For a very powerful head of a huge and centrally controlled nation, President Xi Jinping of China has a remarkably relaxed air about him. He exudes composure, in public at least.
WORLD: Global Counsel Senior Director Stephen Adams is joined by Oliver von Landsberg-Sadie, Founder & CEO of BCB Group, Oliver Tonkin, Co-Founder and Adviser of BCB Group, to discuss the regulation of crypto-assets.
UK: Global Counsel Chairman Peter Mandelson interviews a special guest - Director of the London School of Economics, former Deputy Governor of the Bank of England, Dame Minouche Shafik - on the topic of trust in institutions, economics and labour market.
The Democratic Unionist Party has threatened to vote down the budget if it does not like what the UK government proposes for the Irish backstop in the Brexit negotiation. The response from Downing Street has been partly bluster – claiming that under the terms of the Fixed-term Parliaments Act, voting down a budget won’t cause the government to fall – and partly to call the DUP’s bluff, based on the belief that the DUP has more to fear from a Labour government under Jeremy Corbyn than anyone else.

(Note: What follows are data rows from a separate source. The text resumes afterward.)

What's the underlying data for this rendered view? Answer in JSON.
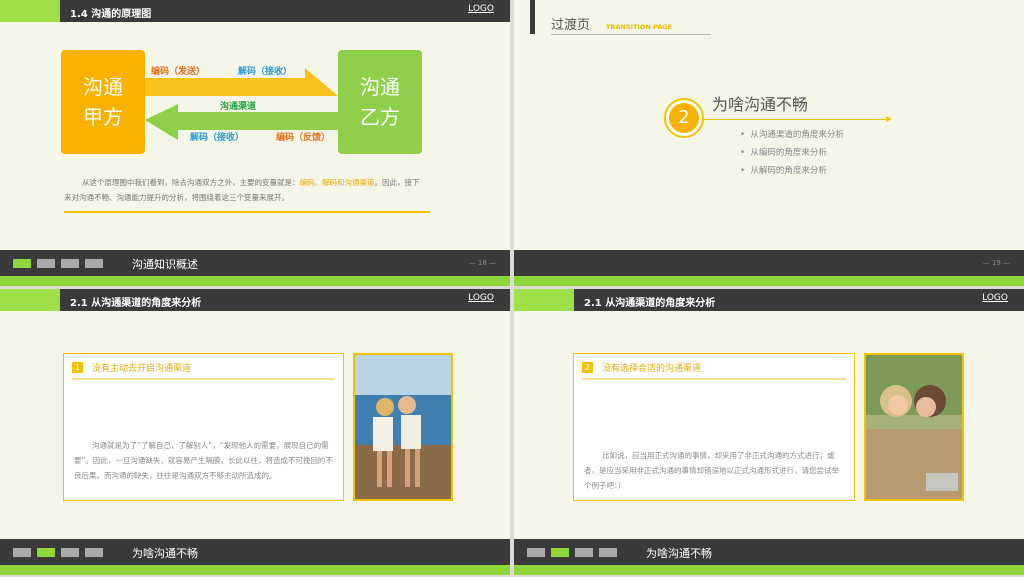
{
  "slide1": {
    "header": "1.4 沟通的原理图",
    "logo": "LOGO",
    "left_box": "沟通甲方",
    "right_box": "沟通乙方",
    "label_encode_send": "编码（发送）",
    "label_decode_receive": "解码（接收）",
    "label_channel": "沟通渠道",
    "label_decode_receive2": "解码（接收）",
    "label_encode_feedback": "编码（反馈）",
    "paragraph_pre": "从这个原理图中我们看到，除去沟通双方之外，主要的变量就是：",
    "paragraph_highlight": "编码、解码和沟通渠道",
    "paragraph_post": "。因此，接下来对沟通不畅、沟通能力提升的分析，将围绕着这三个变量来展开。",
    "footer_title": "沟通知识概述",
    "page": "— 18 —"
  },
  "slide2": {
    "header": "过渡页",
    "header_en": "TRANSITION PAGE",
    "number": "2",
    "title": "为啥沟通不畅",
    "bullets": [
      "从沟通渠道的角度来分析",
      "从编码的角度来分析",
      "从解码的角度来分析"
    ],
    "page": "— 19 —"
  },
  "slide3": {
    "header": "2.1 从沟通渠道的角度来分析",
    "logo": "LOGO",
    "num": "1",
    "card_title": "没有主动去开启沟通渠道",
    "card_text": "沟通就是为了“了解自己，了解别人”，“发现他人的需要，展现自己的需要”。因此，一旦沟通缺失，就容易产生隔膜，长此以往，将造成不可挽回的不良后果。而沟通的缺失，往往是沟通双方不够主动所造成的。",
    "footer_title": "为啥沟通不畅"
  },
  "slide4": {
    "header": "2.1 从沟通渠道的角度来分析",
    "logo": "LOGO",
    "num": "2",
    "card_title": "没有选择合适的沟通渠道",
    "card_text": "比如说，应当用正式沟通的事情，却采用了非正式沟通的方式进行；或者，是应当采用非正式沟通的事情却错误地以正式沟通形式进行，请您尝试举个例子吧：）",
    "footer_title": "为啥沟通不畅"
  },
  "colors": {
    "green": "#8fd63c",
    "orange": "#f9b200",
    "dark": "#3a3a3a",
    "yellow": "#f2c200"
  }
}
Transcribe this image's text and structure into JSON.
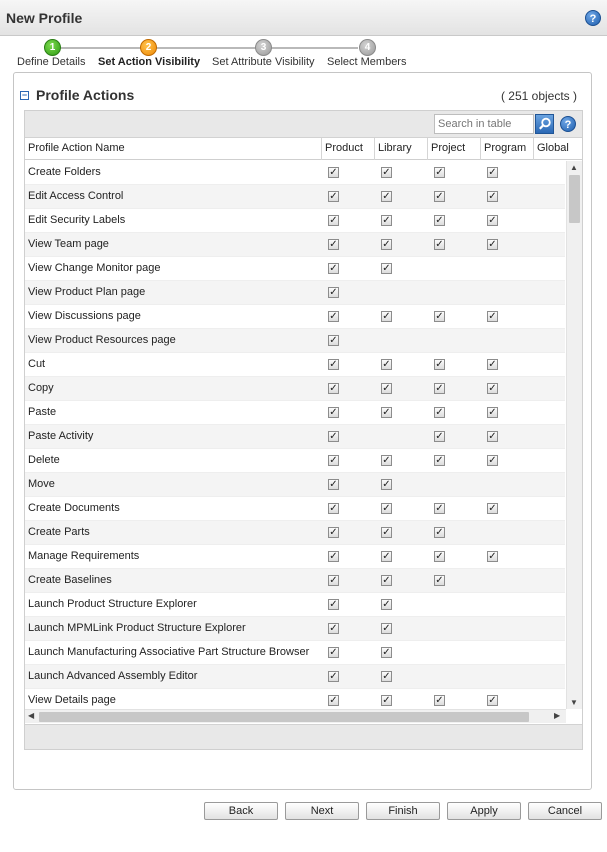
{
  "window": {
    "title": "New Profile",
    "help_icon": "help-icon"
  },
  "wizard": {
    "steps": [
      {
        "number": "1",
        "label": "Define Details",
        "state": "done"
      },
      {
        "number": "2",
        "label": "Set Action Visibility",
        "state": "current"
      },
      {
        "number": "3",
        "label": "Set Attribute Visibility",
        "state": "todo"
      },
      {
        "number": "4",
        "label": "Select Members",
        "state": "todo"
      }
    ]
  },
  "section": {
    "title": "Profile Actions",
    "count": "( 251 objects )",
    "collapse_icon": "collapse-icon"
  },
  "search": {
    "placeholder": "Search in table"
  },
  "table": {
    "columns": [
      "Profile Action Name",
      "Product",
      "Library",
      "Project",
      "Program",
      "Global"
    ],
    "rows": [
      {
        "name": "Create Folders",
        "checks": [
          true,
          true,
          true,
          true
        ]
      },
      {
        "name": "Edit Access Control",
        "checks": [
          true,
          true,
          true,
          true
        ]
      },
      {
        "name": "Edit Security Labels",
        "checks": [
          true,
          true,
          true,
          true
        ]
      },
      {
        "name": "View Team page",
        "checks": [
          true,
          true,
          true,
          true
        ]
      },
      {
        "name": "View Change Monitor page",
        "checks": [
          true,
          true,
          false,
          false
        ]
      },
      {
        "name": "View Product Plan page",
        "checks": [
          true,
          false,
          false,
          false
        ]
      },
      {
        "name": "View Discussions page",
        "checks": [
          true,
          true,
          true,
          true
        ]
      },
      {
        "name": "View Product Resources page",
        "checks": [
          true,
          false,
          false,
          false
        ]
      },
      {
        "name": "Cut",
        "checks": [
          true,
          true,
          true,
          true
        ]
      },
      {
        "name": "Copy",
        "checks": [
          true,
          true,
          true,
          true
        ]
      },
      {
        "name": "Paste",
        "checks": [
          true,
          true,
          true,
          true
        ]
      },
      {
        "name": "Paste Activity",
        "checks": [
          true,
          false,
          true,
          true
        ]
      },
      {
        "name": "Delete",
        "checks": [
          true,
          true,
          true,
          true
        ]
      },
      {
        "name": "Move",
        "checks": [
          true,
          true,
          false,
          false
        ]
      },
      {
        "name": "Create Documents",
        "checks": [
          true,
          true,
          true,
          true
        ]
      },
      {
        "name": "Create Parts",
        "checks": [
          true,
          true,
          true,
          false
        ]
      },
      {
        "name": "Manage Requirements",
        "checks": [
          true,
          true,
          true,
          true
        ]
      },
      {
        "name": "Create Baselines",
        "checks": [
          true,
          true,
          true,
          false
        ]
      },
      {
        "name": "Launch Product Structure Explorer",
        "checks": [
          true,
          true,
          false,
          false
        ]
      },
      {
        "name": "Launch MPMLink Product Structure Explorer",
        "checks": [
          true,
          true,
          false,
          false
        ]
      },
      {
        "name": "Launch Manufacturing Associative Part Structure Browser",
        "checks": [
          true,
          true,
          false,
          false
        ]
      },
      {
        "name": "Launch Advanced Assembly Editor",
        "checks": [
          true,
          true,
          false,
          false
        ]
      },
      {
        "name": "View Details page",
        "checks": [
          true,
          true,
          true,
          true
        ]
      }
    ]
  },
  "buttons": {
    "back": "Back",
    "next": "Next",
    "finish": "Finish",
    "apply": "Apply",
    "cancel": "Cancel"
  },
  "colors": {
    "step_done": "#2c9a12",
    "step_current": "#ef8a07",
    "step_todo": "#9a9a9a",
    "link_blue": "#2a67b3"
  }
}
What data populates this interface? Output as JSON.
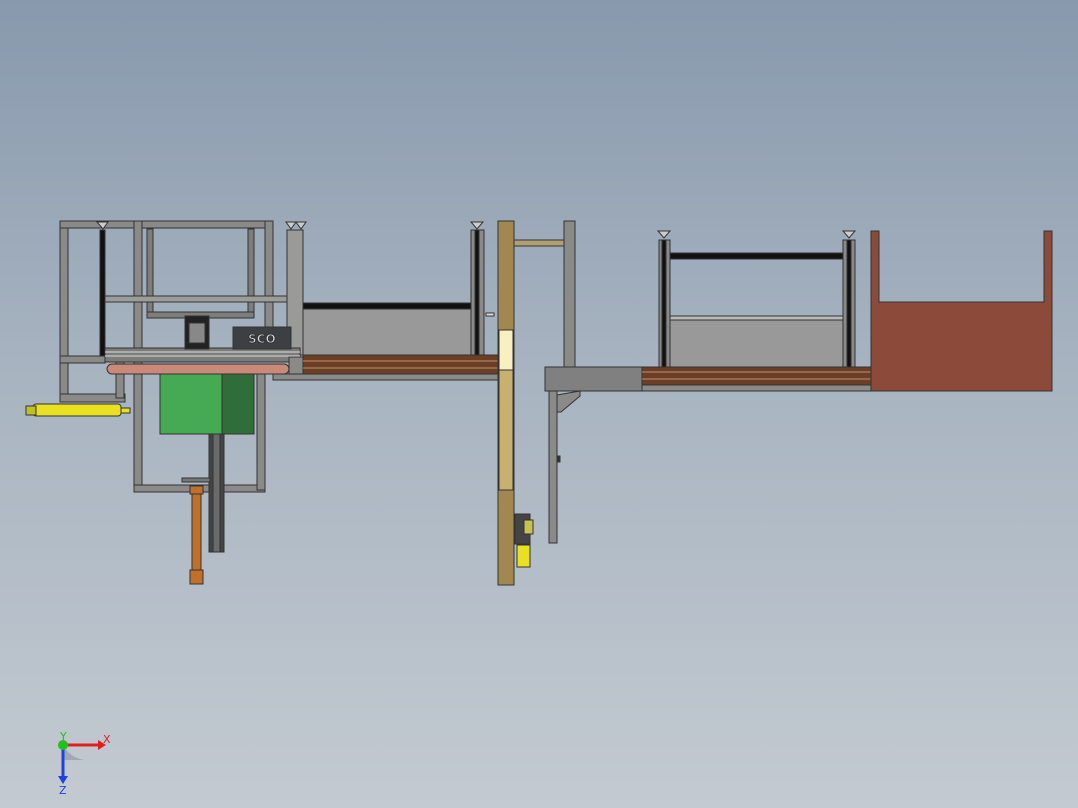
{
  "viewport": {
    "background_top": "#8899ad",
    "background_bottom": "#c3cad1",
    "model": {
      "frame_color": "#7a7a78",
      "conveyor_color": "#6b3f26",
      "roller_color": "#c98a7a",
      "motor_color": "#46aa55",
      "cylinder_color": "#e8e020",
      "vertical_post_color": "#a08850",
      "bin_color": "#8b4a3a",
      "actuator_color": "#c0702a",
      "motor_logo": "SCO"
    }
  },
  "triad": {
    "x_label": "X",
    "y_label": "Y",
    "z_label": "Z",
    "x_color": "#e02020",
    "y_color": "#20c020",
    "z_color": "#2040e0"
  }
}
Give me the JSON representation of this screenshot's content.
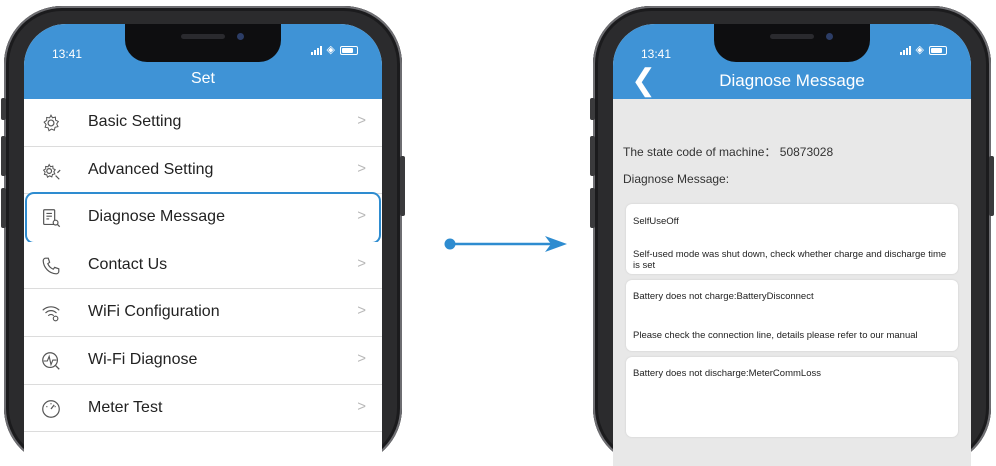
{
  "left_screen": {
    "time": "13:41",
    "title": "Set",
    "menu": [
      {
        "label": "Basic Setting",
        "icon": "gear-icon"
      },
      {
        "label": "Advanced Setting",
        "icon": "advanced-gear-icon"
      },
      {
        "label": "Diagnose Message",
        "icon": "document-search-icon",
        "highlighted": true
      },
      {
        "label": "Contact Us",
        "icon": "phone-icon"
      },
      {
        "label": "WiFi Configuration",
        "icon": "wifi-config-icon"
      },
      {
        "label": "Wi-Fi Diagnose",
        "icon": "signal-diagnose-icon"
      },
      {
        "label": "Meter Test",
        "icon": "meter-gauge-icon"
      }
    ]
  },
  "right_screen": {
    "time": "13:41",
    "title": "Diagnose Message",
    "state_code_label": "The state code of machine：",
    "state_code_value": "50873028",
    "diagnose_label": "Diagnose Message:",
    "messages": [
      {
        "title": "SelfUseOff",
        "detail": "Self-used mode was shut down, check whether charge and discharge time is set"
      },
      {
        "title": "Battery does not charge:BatteryDisconnect",
        "detail": "Please check the connection line, details please refer to our manual"
      },
      {
        "title": "Battery does not discharge:MeterCommLoss",
        "detail": ""
      }
    ]
  },
  "colors": {
    "header_blue": "#3f93d6",
    "highlight_border": "#2e8cd0",
    "arrow": "#2e8cd0",
    "phone_frame": "#2b2b2d"
  }
}
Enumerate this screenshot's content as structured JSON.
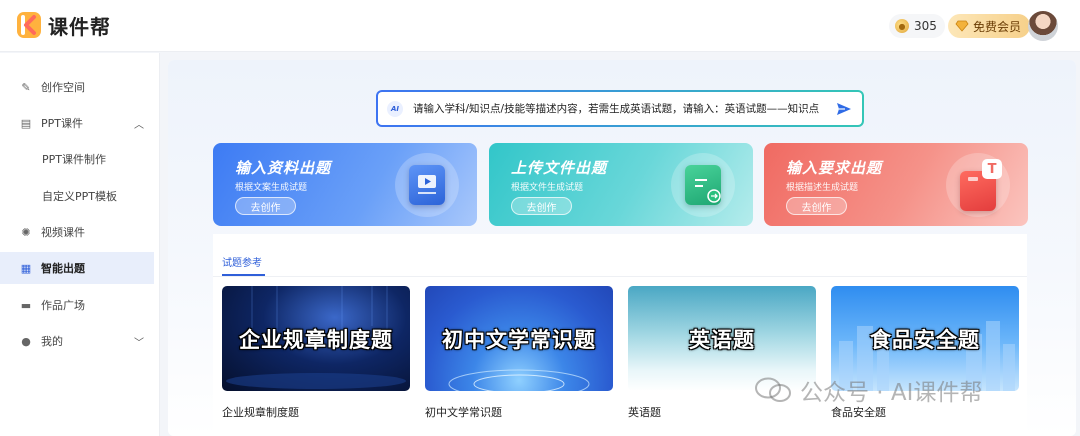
{
  "app": {
    "name": "课件帮"
  },
  "header": {
    "coins": "305",
    "vip_label": "免费会员",
    "coin_icon": "coin-icon",
    "vip_icon": "diamond-icon"
  },
  "sidebar": {
    "items": [
      {
        "label": "创作空间",
        "icon": "pen-icon"
      },
      {
        "label": "PPT课件",
        "icon": "presentation-icon",
        "expanded": true
      },
      {
        "label": "PPT课件制作"
      },
      {
        "label": "自定义PPT模板"
      },
      {
        "label": "视频课件",
        "icon": "bulb-icon"
      },
      {
        "label": "智能出题",
        "icon": "grid-icon",
        "active": true
      },
      {
        "label": "作品广场",
        "icon": "folder-icon"
      },
      {
        "label": "我的",
        "icon": "user-icon"
      }
    ]
  },
  "search": {
    "badge": "AI",
    "text": "请输入学科/知识点/技能等描述内容，若需生成英语试题，请输入：英语试题——知识点"
  },
  "cards": [
    {
      "title": "输入资料出题",
      "subtitle": "根据文案生成试题",
      "button": "去创作"
    },
    {
      "title": "上传文件出题",
      "subtitle": "根据文件生成试题",
      "button": "去创作"
    },
    {
      "title": "输入要求出题",
      "subtitle": "根据描述生成试题",
      "button": "去创作"
    }
  ],
  "section": {
    "tab": "试题参考",
    "items": [
      {
        "thumb": "企业规章制度题",
        "caption": "企业规章制度题"
      },
      {
        "thumb": "初中文学常识题",
        "caption": "初中文学常识题"
      },
      {
        "thumb": "英语题",
        "caption": "英语题"
      },
      {
        "thumb": "食品安全题",
        "caption": "食品安全题"
      }
    ]
  },
  "watermark": "公众号 · AI课件帮",
  "colors": {
    "accent": "#2f5fd9",
    "active_bg": "#e8eefb"
  }
}
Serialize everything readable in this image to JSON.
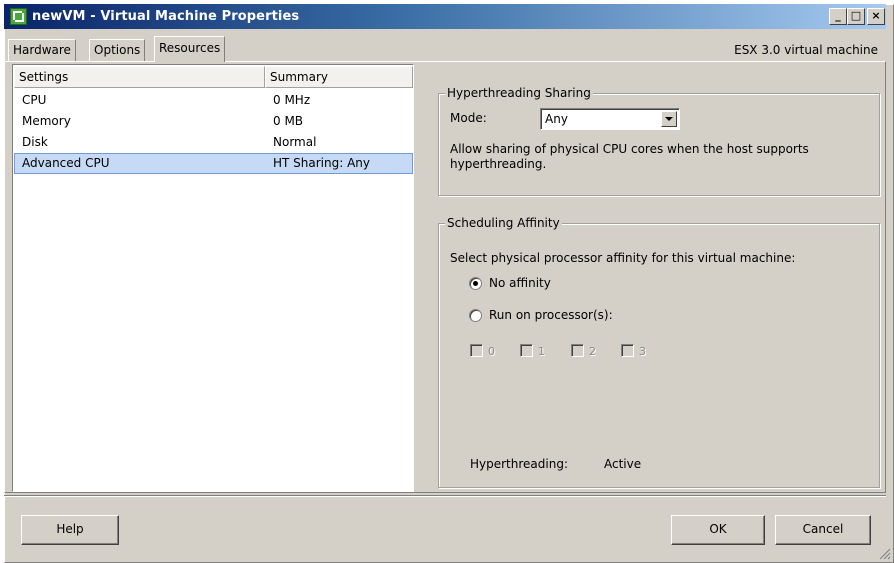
{
  "window": {
    "title": "newVM - Virtual Machine Properties",
    "minimize_glyph": "_",
    "maximize_glyph": "□",
    "close_glyph": "×"
  },
  "tabs": [
    {
      "label": "Hardware",
      "active": false
    },
    {
      "label": "Options",
      "active": false
    },
    {
      "label": "Resources",
      "active": true
    }
  ],
  "vm_version": "ESX 3.0 virtual machine",
  "settings_table": {
    "columns": [
      "Settings",
      "Summary"
    ],
    "rows": [
      {
        "setting": "CPU",
        "summary": "0 MHz",
        "selected": false
      },
      {
        "setting": "Memory",
        "summary": "0 MB",
        "selected": false
      },
      {
        "setting": "Disk",
        "summary": "Normal",
        "selected": false
      },
      {
        "setting": "Advanced CPU",
        "summary": "HT Sharing: Any",
        "selected": true
      }
    ]
  },
  "hyperthreading_sharing": {
    "title": "Hyperthreading Sharing",
    "mode_label": "Mode:",
    "mode_value": "Any",
    "description_line1": "Allow sharing of physical CPU cores when the host supports",
    "description_line2": "hyperthreading."
  },
  "scheduling_affinity": {
    "title": "Scheduling Affinity",
    "prompt": "Select physical processor affinity for this virtual machine:",
    "options": [
      {
        "label": "No affinity",
        "checked": true
      },
      {
        "label": "Run on processor(s):",
        "checked": false
      }
    ],
    "processors": [
      "0",
      "1",
      "2",
      "3"
    ],
    "hyperthreading_label": "Hyperthreading:",
    "hyperthreading_value": "Active"
  },
  "buttons": {
    "help": "Help",
    "ok": "OK",
    "cancel": "Cancel"
  },
  "icons": [
    "vm-app-icon",
    "dropdown-arrow-icon",
    "resize-grip-icon"
  ]
}
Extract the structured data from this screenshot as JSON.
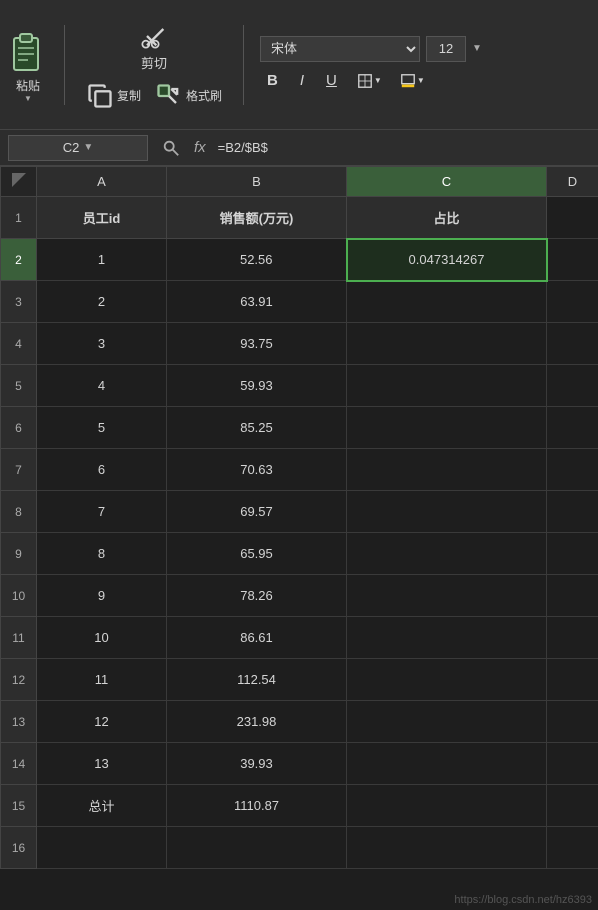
{
  "toolbar": {
    "paste_label": "粘贴",
    "cut_label": "剪切",
    "copy_label": "复制",
    "format_painter_label": "格式刷",
    "font_name": "宋体",
    "font_size": "12",
    "bold_label": "B",
    "italic_label": "I",
    "underline_label": "U"
  },
  "formula_bar": {
    "cell_ref": "C2",
    "formula": "=B2/$B$"
  },
  "spreadsheet": {
    "col_headers": [
      "",
      "A",
      "B",
      "C",
      "D"
    ],
    "rows": [
      {
        "row_num": "1",
        "a": "员工id",
        "b": "销售额(万元)",
        "c": "占比",
        "d": ""
      },
      {
        "row_num": "2",
        "a": "1",
        "b": "52.56",
        "c": "0.047314267",
        "d": ""
      },
      {
        "row_num": "3",
        "a": "2",
        "b": "63.91",
        "c": "",
        "d": ""
      },
      {
        "row_num": "4",
        "a": "3",
        "b": "93.75",
        "c": "",
        "d": ""
      },
      {
        "row_num": "5",
        "a": "4",
        "b": "59.93",
        "c": "",
        "d": ""
      },
      {
        "row_num": "6",
        "a": "5",
        "b": "85.25",
        "c": "",
        "d": ""
      },
      {
        "row_num": "7",
        "a": "6",
        "b": "70.63",
        "c": "",
        "d": ""
      },
      {
        "row_num": "8",
        "a": "7",
        "b": "69.57",
        "c": "",
        "d": ""
      },
      {
        "row_num": "9",
        "a": "8",
        "b": "65.95",
        "c": "",
        "d": ""
      },
      {
        "row_num": "10",
        "a": "9",
        "b": "78.26",
        "c": "",
        "d": ""
      },
      {
        "row_num": "11",
        "a": "10",
        "b": "86.61",
        "c": "",
        "d": ""
      },
      {
        "row_num": "12",
        "a": "11",
        "b": "112.54",
        "c": "",
        "d": ""
      },
      {
        "row_num": "13",
        "a": "12",
        "b": "231.98",
        "c": "",
        "d": ""
      },
      {
        "row_num": "14",
        "a": "13",
        "b": "39.93",
        "c": "",
        "d": ""
      },
      {
        "row_num": "15",
        "a": "总计",
        "b": "1110.87",
        "c": "",
        "d": ""
      },
      {
        "row_num": "16",
        "a": "",
        "b": "",
        "c": "",
        "d": ""
      }
    ]
  },
  "watermark": "https://blog.csdn.net/hz6393"
}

On Monday, the International Panel on Climate Change released its most important report in recent years: the prosaically titled Summary for Policymakers of the Special Report on Global Warming of 1.5°C. The good news is that the report’s authors conclude that limiting warming to 1.5°C is still technically possible. Otherwise, the news is mostly bad. The report outlines both how urgently and how radically policymakers would need to act to meet the 1.5°C target. Time is running out, so why is climate change struggling to get a hearing? There is a plethora of reasons, but an age of populism is arguably bringing three to the fore: problems of association, communication and prescription.
At the governing UK Conservative party’s conference this week, parliamentary undersecretary of state, Therese Coffey, promised a ‘radical’ Waste and Resources Strategy by the end of 2018. A series of government enquiries this year have underscored widespread support for more hard-nosed policies. The EU’s circular economy package recycling targets and China’s hardening line on waste imports are also pressuring policymakers to move. So, what should businesses expect?